Problem to work on -> Copies of all lines that contain "title" are needed; take them from the data below.

───── Data to examine

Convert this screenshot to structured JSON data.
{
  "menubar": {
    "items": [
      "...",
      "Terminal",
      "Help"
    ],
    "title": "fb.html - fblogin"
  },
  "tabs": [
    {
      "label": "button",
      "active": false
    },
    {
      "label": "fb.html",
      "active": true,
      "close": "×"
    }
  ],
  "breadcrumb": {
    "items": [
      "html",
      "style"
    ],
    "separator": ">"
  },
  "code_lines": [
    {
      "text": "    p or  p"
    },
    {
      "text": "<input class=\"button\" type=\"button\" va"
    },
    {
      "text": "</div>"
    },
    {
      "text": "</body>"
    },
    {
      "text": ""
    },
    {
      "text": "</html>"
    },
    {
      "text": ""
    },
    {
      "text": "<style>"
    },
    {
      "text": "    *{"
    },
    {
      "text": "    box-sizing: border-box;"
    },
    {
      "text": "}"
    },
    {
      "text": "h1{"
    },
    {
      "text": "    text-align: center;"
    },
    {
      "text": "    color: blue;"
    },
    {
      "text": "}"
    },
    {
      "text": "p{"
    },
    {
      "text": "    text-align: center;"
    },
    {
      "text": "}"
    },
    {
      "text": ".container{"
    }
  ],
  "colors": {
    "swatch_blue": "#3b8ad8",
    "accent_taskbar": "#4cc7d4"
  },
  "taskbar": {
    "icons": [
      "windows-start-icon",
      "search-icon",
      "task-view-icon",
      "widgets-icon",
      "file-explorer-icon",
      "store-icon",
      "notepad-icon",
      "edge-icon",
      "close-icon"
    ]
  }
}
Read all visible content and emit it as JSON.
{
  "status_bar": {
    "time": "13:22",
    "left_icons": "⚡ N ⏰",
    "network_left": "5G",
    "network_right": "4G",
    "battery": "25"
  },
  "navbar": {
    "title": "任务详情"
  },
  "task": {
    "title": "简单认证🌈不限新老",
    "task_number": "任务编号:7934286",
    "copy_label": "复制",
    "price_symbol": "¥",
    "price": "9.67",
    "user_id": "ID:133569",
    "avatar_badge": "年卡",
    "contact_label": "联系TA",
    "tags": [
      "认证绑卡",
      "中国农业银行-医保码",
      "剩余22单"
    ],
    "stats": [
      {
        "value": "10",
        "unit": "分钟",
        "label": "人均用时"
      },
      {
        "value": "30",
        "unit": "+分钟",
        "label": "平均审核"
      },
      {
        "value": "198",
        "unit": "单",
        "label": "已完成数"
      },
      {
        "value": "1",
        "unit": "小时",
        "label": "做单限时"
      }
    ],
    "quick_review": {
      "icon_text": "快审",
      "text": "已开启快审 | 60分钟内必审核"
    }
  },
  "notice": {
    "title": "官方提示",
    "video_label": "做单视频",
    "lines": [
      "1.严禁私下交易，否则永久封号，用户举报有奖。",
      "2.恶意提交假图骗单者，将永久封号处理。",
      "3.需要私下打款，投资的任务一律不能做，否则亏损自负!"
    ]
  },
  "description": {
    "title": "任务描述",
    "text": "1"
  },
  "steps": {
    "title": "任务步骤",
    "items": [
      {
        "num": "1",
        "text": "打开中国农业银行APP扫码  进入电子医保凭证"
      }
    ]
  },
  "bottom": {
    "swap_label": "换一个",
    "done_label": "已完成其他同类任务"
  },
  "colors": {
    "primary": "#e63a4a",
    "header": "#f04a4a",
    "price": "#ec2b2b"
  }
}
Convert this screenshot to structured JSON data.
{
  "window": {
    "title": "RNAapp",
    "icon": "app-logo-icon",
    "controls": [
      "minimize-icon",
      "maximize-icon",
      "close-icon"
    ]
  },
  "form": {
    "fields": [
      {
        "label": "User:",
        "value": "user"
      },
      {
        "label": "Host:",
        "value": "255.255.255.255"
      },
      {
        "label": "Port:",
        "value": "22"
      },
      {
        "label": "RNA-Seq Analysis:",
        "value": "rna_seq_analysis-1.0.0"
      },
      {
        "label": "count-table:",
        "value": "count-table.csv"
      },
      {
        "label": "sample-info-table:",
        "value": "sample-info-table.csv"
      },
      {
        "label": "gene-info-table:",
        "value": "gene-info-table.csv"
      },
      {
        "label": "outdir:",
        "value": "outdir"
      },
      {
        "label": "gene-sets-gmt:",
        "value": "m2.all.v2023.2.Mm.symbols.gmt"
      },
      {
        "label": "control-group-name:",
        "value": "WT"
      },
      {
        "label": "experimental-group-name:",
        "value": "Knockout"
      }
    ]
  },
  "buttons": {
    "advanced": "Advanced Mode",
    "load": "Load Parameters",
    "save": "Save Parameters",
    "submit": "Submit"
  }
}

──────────

Task answer ->
    "title": "fb.html - fblogin"
    "title": "任务详情"
    "title": "简单认证🌈不限新老",
    "title": "官方提示",
    "title": "任务描述",
    "title": "任务步骤",
    "title": "RNAapp",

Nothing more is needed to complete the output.